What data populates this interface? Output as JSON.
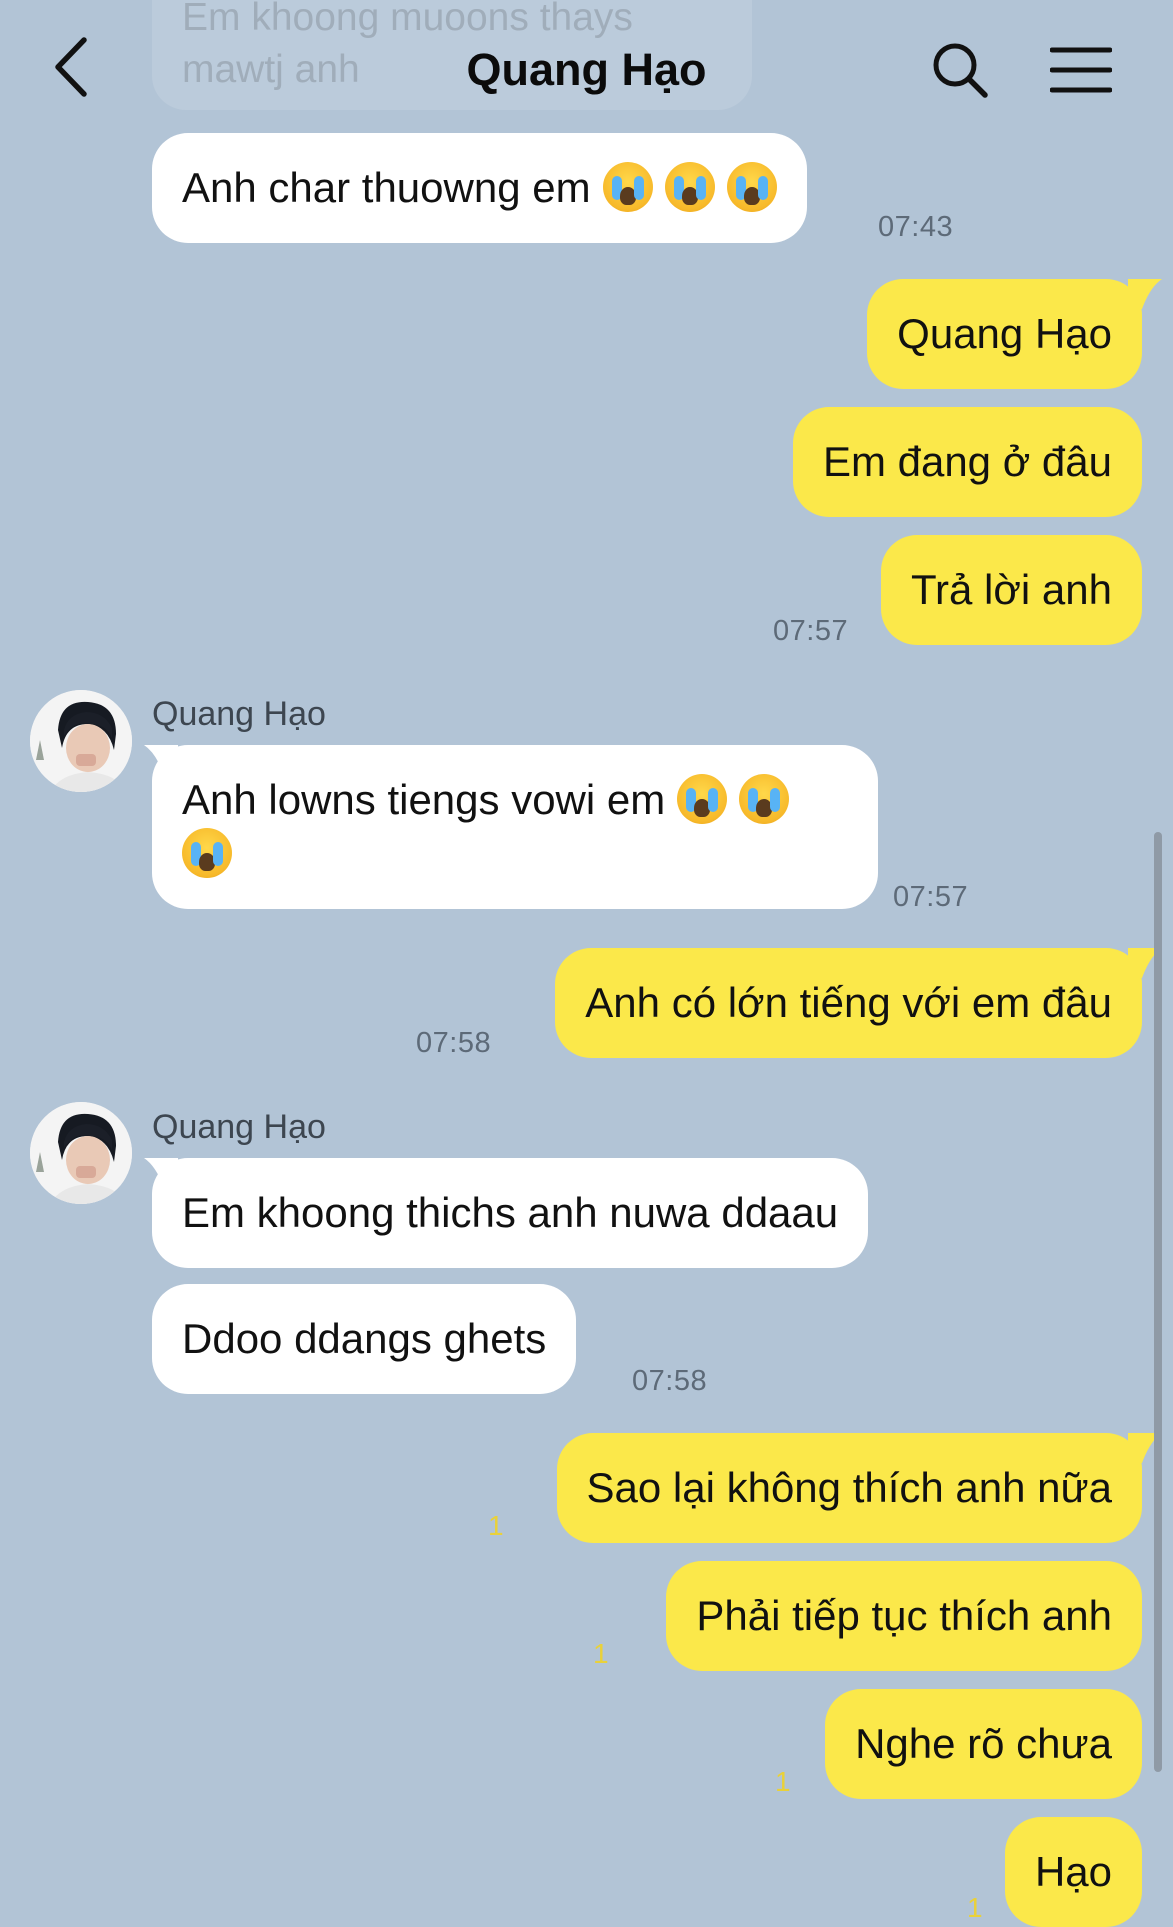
{
  "header": {
    "title": "Quang Hạo",
    "faded_prev_message": "Em khoong muoons thays mawtj anh"
  },
  "messages": {
    "m1": {
      "text": "Anh char thuowng em",
      "time": "07:43"
    },
    "m2": {
      "text": "Quang Hạo"
    },
    "m3": {
      "text": "Em đang ở đâu"
    },
    "m4": {
      "text": "Trả lời anh",
      "time": "07:57"
    },
    "g1": {
      "sender": "Quang Hạo"
    },
    "m5": {
      "text": "Anh lowns tiengs vowi em",
      "time": "07:57"
    },
    "m6": {
      "text": "Anh có lớn tiếng với em đâu",
      "time": "07:58"
    },
    "g2": {
      "sender": "Quang Hạo"
    },
    "m7": {
      "text": "Em khoong thichs anh nuwa ddaau"
    },
    "m8": {
      "text": "Ddoo ddangs ghets",
      "time": "07:58"
    },
    "m9": {
      "text": "Sao lại không thích anh nữa",
      "unread": "1"
    },
    "m10": {
      "text": "Phải tiếp tục thích anh",
      "unread": "1"
    },
    "m11": {
      "text": "Nghe rõ chưa",
      "unread": "1"
    },
    "m12": {
      "text": "Hạo",
      "unread": "1"
    }
  },
  "colors": {
    "background": "#b2c4d6",
    "outgoing_bubble": "#fbe84a",
    "incoming_bubble": "#ffffff",
    "unread_count": "#e9d13a"
  },
  "icons": [
    "back-arrow-icon",
    "search-icon",
    "menu-icon",
    "crying-emoji-icon"
  ]
}
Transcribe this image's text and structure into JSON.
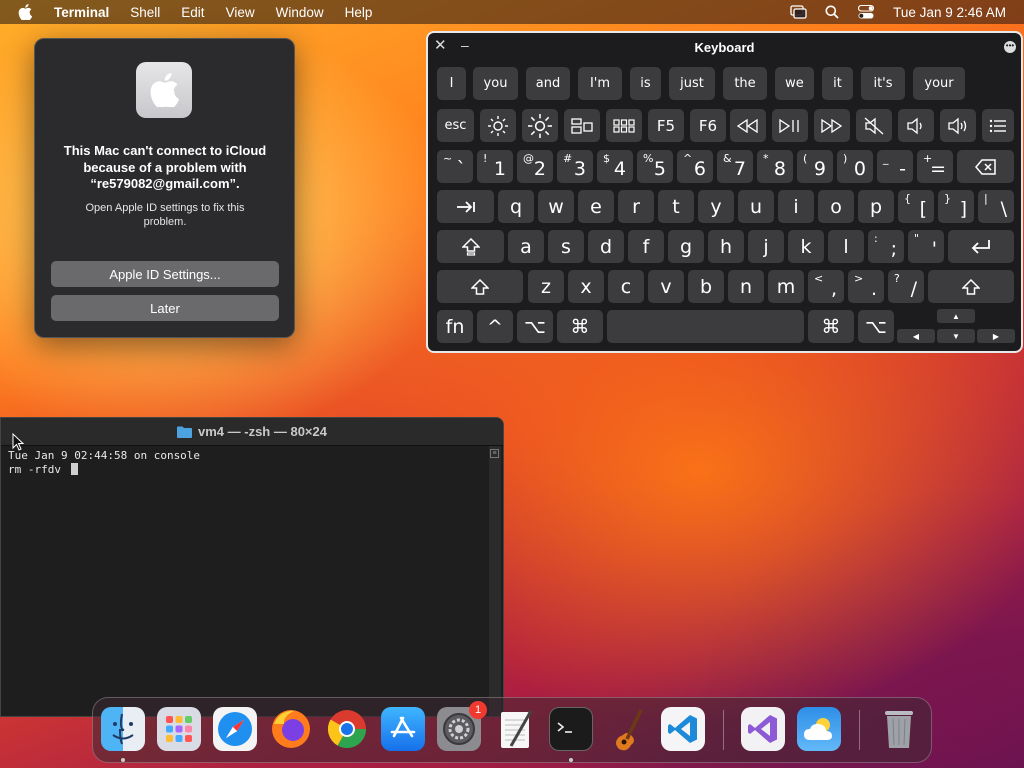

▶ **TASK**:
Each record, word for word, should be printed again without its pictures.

▶ **WRITTEN SOLUTION**:
What data populates this interface? Output as JSON.
{
  "header": {
    "title": "Quang Hạo",
    "faded_prev_message": "Em khoong muoons thays mawtj anh"
  },
  "messages": {
    "m1": {
      "text": "Anh char thuowng em",
      "time": "07:43"
    },
    "m2": {
      "text": "Quang Hạo"
    },
    "m3": {
      "text": "Em đang ở đâu"
    },
    "m4": {
      "text": "Trả lời anh",
      "time": "07:57"
    },
    "g1": {
      "sender": "Quang Hạo"
    },
    "m5": {
      "text": "Anh lowns tiengs vowi em",
      "time": "07:57"
    },
    "m6": {
      "text": "Anh có lớn tiếng với em đâu",
      "time": "07:58"
    },
    "g2": {
      "sender": "Quang Hạo"
    },
    "m7": {
      "text": "Em khoong thichs anh nuwa ddaau"
    },
    "m8": {
      "text": "Ddoo ddangs ghets",
      "time": "07:58"
    },
    "m9": {
      "text": "Sao lại không thích anh nữa",
      "unread": "1"
    },
    "m10": {
      "text": "Phải tiếp tục thích anh",
      "unread": "1"
    },
    "m11": {
      "text": "Nghe rõ chưa",
      "unread": "1"
    },
    "m12": {
      "text": "Hạo",
      "unread": "1"
    }
  },
  "colors": {
    "background": "#b2c4d6",
    "outgoing_bubble": "#fbe84a",
    "incoming_bubble": "#ffffff",
    "unread_count": "#e9d13a"
  },
  "icons": [
    "back-arrow-icon",
    "search-icon",
    "menu-icon",
    "crying-emoji-icon"
  ]
}
Transcribe this image's text and structure into JSON.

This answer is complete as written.